Now that we’re all immigration lawyers, we figured we’d better take a gander at the complaint filed yesterday by the feds, seeking to strike down Arizona’s new immigration law.  The feds say Arizona’s law is preempted by federal law and policy, and so must be struck down under the Supremacy Clause of the U.S. Constitution, art. VI, cl. 2.  (You can read the complaint for yourself here.  The text of the law can be found here.)

After reading the complaint in its entirety, we have to say that it’s mostly stupid.

The law was hotly criticized by the Obama administration even before it was enacted back in April, so it’s no surprise that this action was filed.  We’re surprised it took this long to do it.  And we’re even more surprised, given how long it took, that the feds did such a shoddy job of it.

In broad strokes, Arizona wants to deter illegal aliens from sticking around in Arizona.  To that end, among other things, the law:

  • Tells Arizona police they have to verify someone’s lawful presence if, during an otherwise lawful stop, they have reasonable suspicion that the person might be here unlawfully.  §11-1051(B) [referred to as Section 2 in the complaint].
  • Amends existing law, permitting police to make a warrantless arrest if the officer has probable cause to believe that a misdemeanor or felony has occurred, to add that the police can make a warrantless arrest on probable cause to believe the suspect committed an offense for which he could be deported.  §11-1051(E) [in Section 2 of the bill, but perplexingly referred to as Section 6 in the complaint].
  • says Arizona citizens can sue for money damages if any Arizona state or local official or agency “adopts or implements a policy” of not enforcing federal immigration laws to the extent permitted by federal law.  §11-1051(G) [Section 2].
  • makes it a crime of trespassing to be present in Arizona in violation of federal law.  §13-1509(A) [Section 3].
  • amends existing state law against smuggling human beings (§13-2319 [Section 4]) to permit the police to stop a car they reasonably suspect to be in violation of both a traffic law and the already-existing law against smuggling.
  • prohibits illegal aliens from seeking work in the state.  §13-2928(C) [Section 5].
  • makes it illegal for “a person who is in violation of a criminal offense” to transport or harbor illegal aliens.  §13-2929(A) [Section 5].

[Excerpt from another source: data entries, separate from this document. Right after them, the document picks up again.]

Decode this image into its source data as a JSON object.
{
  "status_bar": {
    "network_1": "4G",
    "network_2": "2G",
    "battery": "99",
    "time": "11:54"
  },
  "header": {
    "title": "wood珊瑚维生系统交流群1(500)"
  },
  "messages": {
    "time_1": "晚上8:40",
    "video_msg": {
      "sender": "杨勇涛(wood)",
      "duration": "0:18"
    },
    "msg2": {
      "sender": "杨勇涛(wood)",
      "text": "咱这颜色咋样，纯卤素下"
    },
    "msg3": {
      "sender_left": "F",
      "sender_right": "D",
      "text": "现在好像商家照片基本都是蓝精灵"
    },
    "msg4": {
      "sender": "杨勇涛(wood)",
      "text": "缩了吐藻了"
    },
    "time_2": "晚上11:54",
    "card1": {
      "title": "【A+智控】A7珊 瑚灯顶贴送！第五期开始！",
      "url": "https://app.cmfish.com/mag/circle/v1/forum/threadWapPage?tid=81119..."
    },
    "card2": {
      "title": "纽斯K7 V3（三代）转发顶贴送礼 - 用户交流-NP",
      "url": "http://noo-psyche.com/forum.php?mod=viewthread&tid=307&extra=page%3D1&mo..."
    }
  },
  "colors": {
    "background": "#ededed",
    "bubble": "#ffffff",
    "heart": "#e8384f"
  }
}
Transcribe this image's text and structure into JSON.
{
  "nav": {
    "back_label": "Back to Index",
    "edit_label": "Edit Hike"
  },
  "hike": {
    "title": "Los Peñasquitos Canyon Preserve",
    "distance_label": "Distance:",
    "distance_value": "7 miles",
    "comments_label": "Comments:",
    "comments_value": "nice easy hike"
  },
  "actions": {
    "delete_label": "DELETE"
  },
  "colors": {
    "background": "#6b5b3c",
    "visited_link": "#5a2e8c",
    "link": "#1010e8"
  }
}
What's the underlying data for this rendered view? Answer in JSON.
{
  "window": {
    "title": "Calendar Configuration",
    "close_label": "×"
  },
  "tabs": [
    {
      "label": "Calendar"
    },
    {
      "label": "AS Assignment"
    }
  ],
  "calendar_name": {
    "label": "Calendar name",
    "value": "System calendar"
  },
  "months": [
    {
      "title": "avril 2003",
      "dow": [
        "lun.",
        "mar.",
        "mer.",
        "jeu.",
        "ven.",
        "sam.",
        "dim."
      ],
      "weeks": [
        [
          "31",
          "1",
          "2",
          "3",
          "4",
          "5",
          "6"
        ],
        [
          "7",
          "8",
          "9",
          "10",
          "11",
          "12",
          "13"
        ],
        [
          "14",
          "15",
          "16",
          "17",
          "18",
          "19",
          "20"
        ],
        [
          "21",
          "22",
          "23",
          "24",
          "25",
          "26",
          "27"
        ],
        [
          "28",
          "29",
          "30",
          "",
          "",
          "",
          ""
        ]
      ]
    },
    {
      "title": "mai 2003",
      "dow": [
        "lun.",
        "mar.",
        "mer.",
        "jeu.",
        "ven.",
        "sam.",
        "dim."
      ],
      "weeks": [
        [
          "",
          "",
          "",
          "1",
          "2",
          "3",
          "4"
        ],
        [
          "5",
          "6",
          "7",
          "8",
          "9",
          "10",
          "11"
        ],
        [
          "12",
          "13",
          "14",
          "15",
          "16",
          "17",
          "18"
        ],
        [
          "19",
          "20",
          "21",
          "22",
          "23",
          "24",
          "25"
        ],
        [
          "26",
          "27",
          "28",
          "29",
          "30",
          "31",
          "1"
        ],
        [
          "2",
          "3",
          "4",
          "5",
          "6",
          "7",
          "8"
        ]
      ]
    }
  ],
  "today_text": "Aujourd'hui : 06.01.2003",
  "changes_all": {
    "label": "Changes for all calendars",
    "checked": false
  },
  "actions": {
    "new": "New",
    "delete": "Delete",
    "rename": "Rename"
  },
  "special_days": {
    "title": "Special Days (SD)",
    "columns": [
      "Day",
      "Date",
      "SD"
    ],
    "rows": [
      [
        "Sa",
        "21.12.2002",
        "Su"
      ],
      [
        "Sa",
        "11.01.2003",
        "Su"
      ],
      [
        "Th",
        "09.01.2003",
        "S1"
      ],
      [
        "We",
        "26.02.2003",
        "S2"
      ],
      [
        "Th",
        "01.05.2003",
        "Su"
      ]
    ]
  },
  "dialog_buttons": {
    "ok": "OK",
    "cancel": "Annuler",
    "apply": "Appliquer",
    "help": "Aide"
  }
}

The general argument the feds make is deliciously ironic: Requiring compliance with federal law would conflict with federal law.  At first glance, it seems like everyone at the DOJ who approved this complaint skipped Logic 101, and listened instead to John Cleese’s logic monologue on the Holy Grail album.  But this is not really the stupid bit.

Their argument is more along the lines of (1) the feds get to determine policy of how and when the feds enforce their own laws; (2) Arizona isn’t telling the feds what to do, but it’s going to be enforcing the same laws more thoroughly; so (3) Arizona is messing with the feds’ policy.  This is one of the stupid bits, because nowhere does Arizona tell the feds what to do or how to do it.

The Complaint commits some intellectual dishonesty, however, to make it seem so anyway.  They repeatedly misquote the Arizona law to say a citizen can sue “any” official or agency for failing to enforce the immigration law.  They make it sound like Arizona citizens could sue federal officials for failing to enforce federal law.  But that’s not at all what is said.  The Arizona law only (more…)

Where did the week go?

Friday, July 2nd, 2010


Dang, the whole week has gone by already?

It’s been a week of long days and late nights here in the trenches, so please excuse the lack of posting here.  (Our bloodstream must be 70% coffee by now.  As we found ourselves saying out loud on the record yesterday, we’re not jittery… just really really alert.)

Have a happy Independence Day, and we’ll be back after the weekend!